The Invited by Jennifer McMahon

Under the Northern Lights by SC Stephens

 

May 2019

Ask Me Anything by Molly E. Lee

Unbroken (A Loveless novella) by Jay Crownover

Dangerous Beauty by J.T. Geissinger

The Unhoneymooners by Christina Lauren

Unsuitable by Lavinia Kent

 

June 2019

The Two Week Arrangement by Kendall Ryan

Fix Her Up (Hot & Hammered #1) by Tessa Bailey

I’ll Never Tell by Abigail Haas

The Last House Guest by Megan Miranda

 

July 2019

Lock Every Door by Riley Sager

The Right Swipe (Modern Love #1) by Alisha Rai

How to Hack a Heartbreak by Kristin Rockaway

 

August 2019

The Retreat by Sherri Smith
Ok what books am I missing that I absolutely have to add to this list?? I think I need to increase my yearly goal to get through all of this though…

Lists, Uncategorized

2019 Reading Goals

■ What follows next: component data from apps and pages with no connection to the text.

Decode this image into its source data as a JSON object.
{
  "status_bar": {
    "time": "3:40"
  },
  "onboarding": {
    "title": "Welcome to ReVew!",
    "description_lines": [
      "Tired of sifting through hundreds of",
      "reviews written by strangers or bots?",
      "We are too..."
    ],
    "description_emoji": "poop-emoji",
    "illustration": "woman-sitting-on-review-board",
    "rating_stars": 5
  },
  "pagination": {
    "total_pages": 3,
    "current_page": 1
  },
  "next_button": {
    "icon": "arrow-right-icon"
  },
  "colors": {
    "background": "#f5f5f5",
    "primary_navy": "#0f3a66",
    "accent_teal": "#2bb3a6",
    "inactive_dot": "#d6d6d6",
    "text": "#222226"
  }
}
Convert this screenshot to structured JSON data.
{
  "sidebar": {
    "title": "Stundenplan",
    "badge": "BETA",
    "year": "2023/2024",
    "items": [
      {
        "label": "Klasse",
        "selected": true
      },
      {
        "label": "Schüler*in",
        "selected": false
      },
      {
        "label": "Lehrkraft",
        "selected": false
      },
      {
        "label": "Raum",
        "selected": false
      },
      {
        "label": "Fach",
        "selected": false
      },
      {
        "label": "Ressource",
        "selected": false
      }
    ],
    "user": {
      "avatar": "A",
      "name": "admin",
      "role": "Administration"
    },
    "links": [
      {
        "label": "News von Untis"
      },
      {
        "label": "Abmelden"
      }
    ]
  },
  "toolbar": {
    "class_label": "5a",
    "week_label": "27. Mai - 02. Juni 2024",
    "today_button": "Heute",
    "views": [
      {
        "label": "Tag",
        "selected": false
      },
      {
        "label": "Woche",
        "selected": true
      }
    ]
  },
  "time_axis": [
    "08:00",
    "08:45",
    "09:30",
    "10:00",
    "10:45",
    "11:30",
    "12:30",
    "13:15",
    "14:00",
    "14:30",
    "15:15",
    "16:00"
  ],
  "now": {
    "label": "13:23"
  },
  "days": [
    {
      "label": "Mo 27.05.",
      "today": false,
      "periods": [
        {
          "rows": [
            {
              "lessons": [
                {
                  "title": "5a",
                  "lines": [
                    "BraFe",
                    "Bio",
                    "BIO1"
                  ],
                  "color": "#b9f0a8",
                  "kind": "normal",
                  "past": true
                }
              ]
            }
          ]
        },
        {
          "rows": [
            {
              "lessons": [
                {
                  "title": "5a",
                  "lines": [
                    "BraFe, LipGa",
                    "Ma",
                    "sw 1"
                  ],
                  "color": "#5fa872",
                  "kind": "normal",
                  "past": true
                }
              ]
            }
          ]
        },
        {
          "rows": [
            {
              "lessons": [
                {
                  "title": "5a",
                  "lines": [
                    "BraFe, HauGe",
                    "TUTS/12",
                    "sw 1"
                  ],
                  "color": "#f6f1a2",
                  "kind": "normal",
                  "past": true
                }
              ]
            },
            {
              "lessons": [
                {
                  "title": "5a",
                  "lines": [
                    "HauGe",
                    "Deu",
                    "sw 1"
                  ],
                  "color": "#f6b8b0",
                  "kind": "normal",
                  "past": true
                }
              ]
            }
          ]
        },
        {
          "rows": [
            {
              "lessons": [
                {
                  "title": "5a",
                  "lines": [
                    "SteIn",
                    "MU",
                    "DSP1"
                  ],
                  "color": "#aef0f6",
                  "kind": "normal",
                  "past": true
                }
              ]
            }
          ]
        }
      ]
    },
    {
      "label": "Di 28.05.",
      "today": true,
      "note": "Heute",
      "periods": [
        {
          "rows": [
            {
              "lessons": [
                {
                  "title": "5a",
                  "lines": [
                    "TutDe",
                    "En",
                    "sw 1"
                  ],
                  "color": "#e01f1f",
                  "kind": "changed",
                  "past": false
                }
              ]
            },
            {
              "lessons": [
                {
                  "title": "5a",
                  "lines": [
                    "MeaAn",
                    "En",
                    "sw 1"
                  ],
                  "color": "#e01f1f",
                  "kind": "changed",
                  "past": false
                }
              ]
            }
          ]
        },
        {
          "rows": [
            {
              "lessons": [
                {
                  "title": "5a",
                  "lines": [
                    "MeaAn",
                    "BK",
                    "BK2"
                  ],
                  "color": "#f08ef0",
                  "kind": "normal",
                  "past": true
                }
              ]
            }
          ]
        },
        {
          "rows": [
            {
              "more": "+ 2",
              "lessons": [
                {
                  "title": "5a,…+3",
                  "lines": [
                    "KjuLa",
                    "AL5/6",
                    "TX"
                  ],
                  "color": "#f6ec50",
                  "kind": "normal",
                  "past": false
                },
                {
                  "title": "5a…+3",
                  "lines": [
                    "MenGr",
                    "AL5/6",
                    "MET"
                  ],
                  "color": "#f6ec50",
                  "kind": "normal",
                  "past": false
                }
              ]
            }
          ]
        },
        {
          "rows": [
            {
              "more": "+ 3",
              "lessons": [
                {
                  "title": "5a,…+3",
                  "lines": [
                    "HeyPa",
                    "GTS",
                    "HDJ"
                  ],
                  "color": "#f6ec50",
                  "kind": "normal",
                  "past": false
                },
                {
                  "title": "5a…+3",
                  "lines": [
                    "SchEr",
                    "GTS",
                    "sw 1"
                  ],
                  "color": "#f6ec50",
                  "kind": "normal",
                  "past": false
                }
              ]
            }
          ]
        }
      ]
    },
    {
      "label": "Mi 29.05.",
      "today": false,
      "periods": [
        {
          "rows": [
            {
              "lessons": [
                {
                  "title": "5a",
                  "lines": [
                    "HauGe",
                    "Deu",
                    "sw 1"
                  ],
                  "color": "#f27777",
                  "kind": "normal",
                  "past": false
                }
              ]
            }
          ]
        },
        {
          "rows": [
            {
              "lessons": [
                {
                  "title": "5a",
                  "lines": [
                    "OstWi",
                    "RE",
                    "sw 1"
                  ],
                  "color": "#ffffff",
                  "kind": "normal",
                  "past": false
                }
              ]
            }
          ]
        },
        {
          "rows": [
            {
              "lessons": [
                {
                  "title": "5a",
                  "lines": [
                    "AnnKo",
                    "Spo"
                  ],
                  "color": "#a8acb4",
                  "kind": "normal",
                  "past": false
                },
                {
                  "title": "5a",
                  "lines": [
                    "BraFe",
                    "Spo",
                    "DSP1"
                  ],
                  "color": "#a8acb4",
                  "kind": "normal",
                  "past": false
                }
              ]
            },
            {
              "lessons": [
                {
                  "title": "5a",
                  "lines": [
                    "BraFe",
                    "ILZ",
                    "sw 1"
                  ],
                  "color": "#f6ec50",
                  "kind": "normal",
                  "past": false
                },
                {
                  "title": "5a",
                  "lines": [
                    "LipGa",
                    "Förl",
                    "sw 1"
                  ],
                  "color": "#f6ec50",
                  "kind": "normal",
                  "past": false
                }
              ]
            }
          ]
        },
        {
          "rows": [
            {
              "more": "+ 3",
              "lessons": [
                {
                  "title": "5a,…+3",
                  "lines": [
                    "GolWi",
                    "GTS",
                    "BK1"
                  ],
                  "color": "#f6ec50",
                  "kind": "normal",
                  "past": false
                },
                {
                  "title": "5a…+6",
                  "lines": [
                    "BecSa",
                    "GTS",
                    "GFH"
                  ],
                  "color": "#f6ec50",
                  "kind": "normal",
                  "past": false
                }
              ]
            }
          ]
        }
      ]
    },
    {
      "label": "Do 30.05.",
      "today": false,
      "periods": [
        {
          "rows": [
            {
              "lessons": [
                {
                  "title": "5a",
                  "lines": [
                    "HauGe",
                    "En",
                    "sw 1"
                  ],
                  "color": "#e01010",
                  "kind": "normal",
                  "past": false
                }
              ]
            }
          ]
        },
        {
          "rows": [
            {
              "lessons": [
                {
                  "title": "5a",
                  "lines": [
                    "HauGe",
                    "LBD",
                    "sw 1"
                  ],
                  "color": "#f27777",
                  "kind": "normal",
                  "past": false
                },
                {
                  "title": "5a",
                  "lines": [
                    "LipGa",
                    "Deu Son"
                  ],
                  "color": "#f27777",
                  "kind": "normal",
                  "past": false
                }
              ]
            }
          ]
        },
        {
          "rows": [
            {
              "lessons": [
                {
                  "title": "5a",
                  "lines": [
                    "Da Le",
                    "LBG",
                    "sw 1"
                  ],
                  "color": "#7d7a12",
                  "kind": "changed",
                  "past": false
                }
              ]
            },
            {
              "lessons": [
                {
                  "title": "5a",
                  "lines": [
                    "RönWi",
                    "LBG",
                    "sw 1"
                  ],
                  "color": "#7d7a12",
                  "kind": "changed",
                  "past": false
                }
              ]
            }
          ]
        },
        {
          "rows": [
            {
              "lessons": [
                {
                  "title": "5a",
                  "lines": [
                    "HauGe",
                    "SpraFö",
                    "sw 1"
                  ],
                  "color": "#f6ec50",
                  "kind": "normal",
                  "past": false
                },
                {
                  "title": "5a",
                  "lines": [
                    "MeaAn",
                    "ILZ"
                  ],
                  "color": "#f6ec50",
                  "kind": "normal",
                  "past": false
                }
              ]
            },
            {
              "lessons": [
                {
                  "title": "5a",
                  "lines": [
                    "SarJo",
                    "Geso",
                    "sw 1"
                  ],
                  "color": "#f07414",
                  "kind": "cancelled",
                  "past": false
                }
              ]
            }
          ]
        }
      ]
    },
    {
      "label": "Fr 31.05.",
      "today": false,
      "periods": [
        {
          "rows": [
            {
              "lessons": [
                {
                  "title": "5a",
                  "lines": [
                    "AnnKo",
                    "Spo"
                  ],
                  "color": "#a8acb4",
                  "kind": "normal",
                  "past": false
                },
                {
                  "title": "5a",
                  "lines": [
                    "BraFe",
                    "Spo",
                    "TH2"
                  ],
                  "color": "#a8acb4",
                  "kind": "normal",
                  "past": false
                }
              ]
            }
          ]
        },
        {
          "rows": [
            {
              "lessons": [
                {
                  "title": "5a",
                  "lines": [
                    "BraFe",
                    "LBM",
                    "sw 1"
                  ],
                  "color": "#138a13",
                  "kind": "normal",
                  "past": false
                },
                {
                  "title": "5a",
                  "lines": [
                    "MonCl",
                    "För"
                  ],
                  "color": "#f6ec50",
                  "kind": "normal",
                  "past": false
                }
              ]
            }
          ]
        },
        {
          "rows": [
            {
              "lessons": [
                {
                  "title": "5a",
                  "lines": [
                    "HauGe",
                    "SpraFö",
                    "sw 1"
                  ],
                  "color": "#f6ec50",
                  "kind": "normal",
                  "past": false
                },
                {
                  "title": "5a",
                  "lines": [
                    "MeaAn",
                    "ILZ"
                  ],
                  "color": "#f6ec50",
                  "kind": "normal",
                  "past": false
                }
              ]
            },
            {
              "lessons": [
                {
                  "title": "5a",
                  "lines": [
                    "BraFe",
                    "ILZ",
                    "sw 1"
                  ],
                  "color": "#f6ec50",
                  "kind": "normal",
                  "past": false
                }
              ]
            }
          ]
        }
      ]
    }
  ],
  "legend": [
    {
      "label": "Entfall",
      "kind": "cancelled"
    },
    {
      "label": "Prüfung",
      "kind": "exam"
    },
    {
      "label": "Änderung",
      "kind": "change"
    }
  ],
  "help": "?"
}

In 2018, the only goal I set was to read 24 books by the end of the year. I proudly surpassed that goal to reach 39 books in 2018 and I’m so flipping excited about that. So for 2019, I decided to set a numeric goal but also set a few others, so here they are!

 

  • Read 48 books in 2019, averaging 4 books per month
  • Read 1 classic each month, including re reads
    • The classics on my list for 2019 are;
      • Sense and Sensibility by Jane Austen
      • Pride and Prejudice by Jane Austen
      • Wuthering Heights by Emily Bronte
      • Jane Eyre by Charlotte Bronte
      • Catch-22 by Joseph Heller
      • Fahrenheit 451 by Ray Bradbury
      • The Picture of Dorian Gray by Oscar Wilde
      • Animal Farm by George Orwell
      • The Catcher in the Rye by J.D. Salinger (reread)
      • The Great Gatsby by F. Scott Fitzgerald (reread)
      • To Kill a Mockingbird by Harper Lee (reread)
      • 1984 by George Orwell (reread)
  • Read a nonfiction book each month (I’m allowing myself to do audiobooks for these, they won’t count towards by 48 but I am aiming for this goal to develop myself professionally)
  • Participate in at least 1 reading challenge
  • Do a buddy read
  • Participate in a book club discussion (virtual book clubs count)

 

I’m sure my goals will grow and develop as the year gets going, but this is where I’m starting! I’d love to know everyone else’s goals too, I think it’s inspiring to share and encourage each other.